(Dataset excerpts)
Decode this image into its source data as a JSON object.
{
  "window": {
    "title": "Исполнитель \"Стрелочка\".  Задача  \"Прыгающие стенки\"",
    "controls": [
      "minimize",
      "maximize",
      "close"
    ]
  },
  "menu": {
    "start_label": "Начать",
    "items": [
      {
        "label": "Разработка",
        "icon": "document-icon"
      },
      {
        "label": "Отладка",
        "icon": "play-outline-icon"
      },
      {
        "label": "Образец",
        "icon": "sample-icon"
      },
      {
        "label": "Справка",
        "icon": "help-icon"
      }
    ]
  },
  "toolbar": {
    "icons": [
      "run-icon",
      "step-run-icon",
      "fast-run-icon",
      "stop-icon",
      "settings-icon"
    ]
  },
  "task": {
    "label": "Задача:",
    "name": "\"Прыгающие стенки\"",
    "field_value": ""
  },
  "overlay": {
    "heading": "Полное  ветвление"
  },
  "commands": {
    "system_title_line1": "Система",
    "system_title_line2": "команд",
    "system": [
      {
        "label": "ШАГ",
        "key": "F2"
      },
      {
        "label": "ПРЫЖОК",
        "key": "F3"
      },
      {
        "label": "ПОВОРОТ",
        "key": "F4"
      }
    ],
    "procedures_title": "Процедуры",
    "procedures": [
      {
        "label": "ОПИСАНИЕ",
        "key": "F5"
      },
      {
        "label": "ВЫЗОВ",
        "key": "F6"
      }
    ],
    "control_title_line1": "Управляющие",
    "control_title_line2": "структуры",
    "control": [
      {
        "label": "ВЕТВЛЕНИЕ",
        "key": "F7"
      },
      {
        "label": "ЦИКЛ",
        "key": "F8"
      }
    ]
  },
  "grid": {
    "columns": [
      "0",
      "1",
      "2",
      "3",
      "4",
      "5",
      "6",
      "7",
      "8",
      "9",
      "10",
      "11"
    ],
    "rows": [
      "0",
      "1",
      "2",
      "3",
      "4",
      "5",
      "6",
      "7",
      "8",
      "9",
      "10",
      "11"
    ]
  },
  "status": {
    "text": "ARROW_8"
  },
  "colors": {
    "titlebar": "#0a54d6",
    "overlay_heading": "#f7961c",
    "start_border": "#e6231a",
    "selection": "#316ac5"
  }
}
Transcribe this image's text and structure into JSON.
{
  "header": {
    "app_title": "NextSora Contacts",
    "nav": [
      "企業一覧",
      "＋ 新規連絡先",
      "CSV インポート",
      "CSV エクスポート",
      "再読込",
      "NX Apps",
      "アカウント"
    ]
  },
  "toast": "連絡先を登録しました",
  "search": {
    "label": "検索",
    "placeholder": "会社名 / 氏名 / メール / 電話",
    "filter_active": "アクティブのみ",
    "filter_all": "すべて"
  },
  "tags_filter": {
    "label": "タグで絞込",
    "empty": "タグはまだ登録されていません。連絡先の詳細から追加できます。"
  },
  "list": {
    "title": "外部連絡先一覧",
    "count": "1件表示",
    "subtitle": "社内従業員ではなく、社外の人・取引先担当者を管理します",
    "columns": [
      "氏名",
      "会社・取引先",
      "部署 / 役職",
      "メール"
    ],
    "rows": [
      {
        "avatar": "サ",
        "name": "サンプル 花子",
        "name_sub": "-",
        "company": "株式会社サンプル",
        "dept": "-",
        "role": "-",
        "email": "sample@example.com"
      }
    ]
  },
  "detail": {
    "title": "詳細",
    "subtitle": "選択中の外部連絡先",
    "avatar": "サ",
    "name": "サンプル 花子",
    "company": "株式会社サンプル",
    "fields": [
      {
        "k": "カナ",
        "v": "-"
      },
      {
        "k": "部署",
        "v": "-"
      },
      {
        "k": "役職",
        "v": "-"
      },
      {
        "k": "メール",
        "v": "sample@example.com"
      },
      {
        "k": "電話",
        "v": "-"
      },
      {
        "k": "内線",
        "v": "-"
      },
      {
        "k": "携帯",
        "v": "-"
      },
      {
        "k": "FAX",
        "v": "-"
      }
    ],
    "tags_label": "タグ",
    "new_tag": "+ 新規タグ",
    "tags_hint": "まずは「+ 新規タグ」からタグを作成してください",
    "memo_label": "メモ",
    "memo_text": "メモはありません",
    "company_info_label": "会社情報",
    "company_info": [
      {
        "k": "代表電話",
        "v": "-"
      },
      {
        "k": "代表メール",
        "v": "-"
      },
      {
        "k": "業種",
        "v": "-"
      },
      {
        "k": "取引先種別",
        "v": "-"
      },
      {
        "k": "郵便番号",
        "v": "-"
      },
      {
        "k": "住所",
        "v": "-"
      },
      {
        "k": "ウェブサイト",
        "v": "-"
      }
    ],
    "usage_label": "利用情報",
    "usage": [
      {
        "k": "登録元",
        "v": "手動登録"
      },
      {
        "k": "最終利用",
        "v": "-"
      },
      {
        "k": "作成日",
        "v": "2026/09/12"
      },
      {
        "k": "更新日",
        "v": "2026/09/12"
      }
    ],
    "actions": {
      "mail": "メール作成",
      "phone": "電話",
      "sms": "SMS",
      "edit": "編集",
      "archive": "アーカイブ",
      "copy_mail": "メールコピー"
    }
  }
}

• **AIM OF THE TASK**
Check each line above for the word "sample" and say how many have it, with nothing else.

• **RESPONSE AREA**
3